* _EXCERPTED DATA_:
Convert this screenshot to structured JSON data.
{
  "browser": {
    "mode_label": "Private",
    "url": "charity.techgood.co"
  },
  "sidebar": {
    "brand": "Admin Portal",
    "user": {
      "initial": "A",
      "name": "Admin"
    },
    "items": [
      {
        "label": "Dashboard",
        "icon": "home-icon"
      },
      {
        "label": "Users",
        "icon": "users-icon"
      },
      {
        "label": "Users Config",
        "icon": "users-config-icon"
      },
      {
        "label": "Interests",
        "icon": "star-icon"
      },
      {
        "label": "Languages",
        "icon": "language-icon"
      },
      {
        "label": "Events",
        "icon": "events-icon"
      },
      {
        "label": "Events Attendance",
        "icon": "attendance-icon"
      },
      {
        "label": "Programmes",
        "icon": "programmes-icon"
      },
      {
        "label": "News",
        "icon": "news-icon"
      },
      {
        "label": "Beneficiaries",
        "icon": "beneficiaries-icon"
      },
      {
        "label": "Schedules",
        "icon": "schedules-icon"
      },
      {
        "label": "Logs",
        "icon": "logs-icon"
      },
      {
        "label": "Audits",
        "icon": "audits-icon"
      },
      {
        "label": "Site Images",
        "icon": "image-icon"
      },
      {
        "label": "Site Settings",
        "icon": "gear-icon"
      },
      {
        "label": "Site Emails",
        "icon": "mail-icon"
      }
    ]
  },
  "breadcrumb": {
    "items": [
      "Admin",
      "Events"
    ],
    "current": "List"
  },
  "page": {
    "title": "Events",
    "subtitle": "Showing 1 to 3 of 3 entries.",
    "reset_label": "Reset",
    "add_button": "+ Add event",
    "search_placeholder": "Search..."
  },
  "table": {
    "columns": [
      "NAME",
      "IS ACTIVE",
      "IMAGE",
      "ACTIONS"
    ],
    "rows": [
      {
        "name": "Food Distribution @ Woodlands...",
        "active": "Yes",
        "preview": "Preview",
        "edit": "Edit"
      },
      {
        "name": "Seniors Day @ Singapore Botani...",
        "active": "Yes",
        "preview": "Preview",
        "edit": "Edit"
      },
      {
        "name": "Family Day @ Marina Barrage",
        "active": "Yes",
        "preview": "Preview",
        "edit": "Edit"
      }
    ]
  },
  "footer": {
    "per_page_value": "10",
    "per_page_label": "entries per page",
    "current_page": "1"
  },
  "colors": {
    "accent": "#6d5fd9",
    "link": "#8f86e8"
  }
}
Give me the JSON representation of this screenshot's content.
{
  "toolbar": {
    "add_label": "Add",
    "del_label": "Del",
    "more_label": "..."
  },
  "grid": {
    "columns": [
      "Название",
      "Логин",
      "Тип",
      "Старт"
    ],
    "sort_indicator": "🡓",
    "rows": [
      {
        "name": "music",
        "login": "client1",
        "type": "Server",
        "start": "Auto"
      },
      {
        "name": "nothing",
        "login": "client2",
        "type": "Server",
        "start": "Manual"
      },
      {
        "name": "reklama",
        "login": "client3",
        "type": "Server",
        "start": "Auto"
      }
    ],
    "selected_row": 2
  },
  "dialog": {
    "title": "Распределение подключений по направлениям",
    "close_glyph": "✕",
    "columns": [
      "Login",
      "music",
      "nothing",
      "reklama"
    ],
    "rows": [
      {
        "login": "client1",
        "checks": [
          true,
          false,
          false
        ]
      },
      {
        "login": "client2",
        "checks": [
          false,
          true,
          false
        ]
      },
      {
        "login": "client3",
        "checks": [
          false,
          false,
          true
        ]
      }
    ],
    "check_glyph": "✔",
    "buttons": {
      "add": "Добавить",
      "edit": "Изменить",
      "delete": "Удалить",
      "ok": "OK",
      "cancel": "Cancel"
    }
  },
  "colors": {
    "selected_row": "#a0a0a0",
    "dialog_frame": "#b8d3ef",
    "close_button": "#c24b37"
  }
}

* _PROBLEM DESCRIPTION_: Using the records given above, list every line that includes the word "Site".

* _YOUR SOLUTION_:
        "label": "Site Images",
        "label": "Site Settings",
        "label": "Site Emails",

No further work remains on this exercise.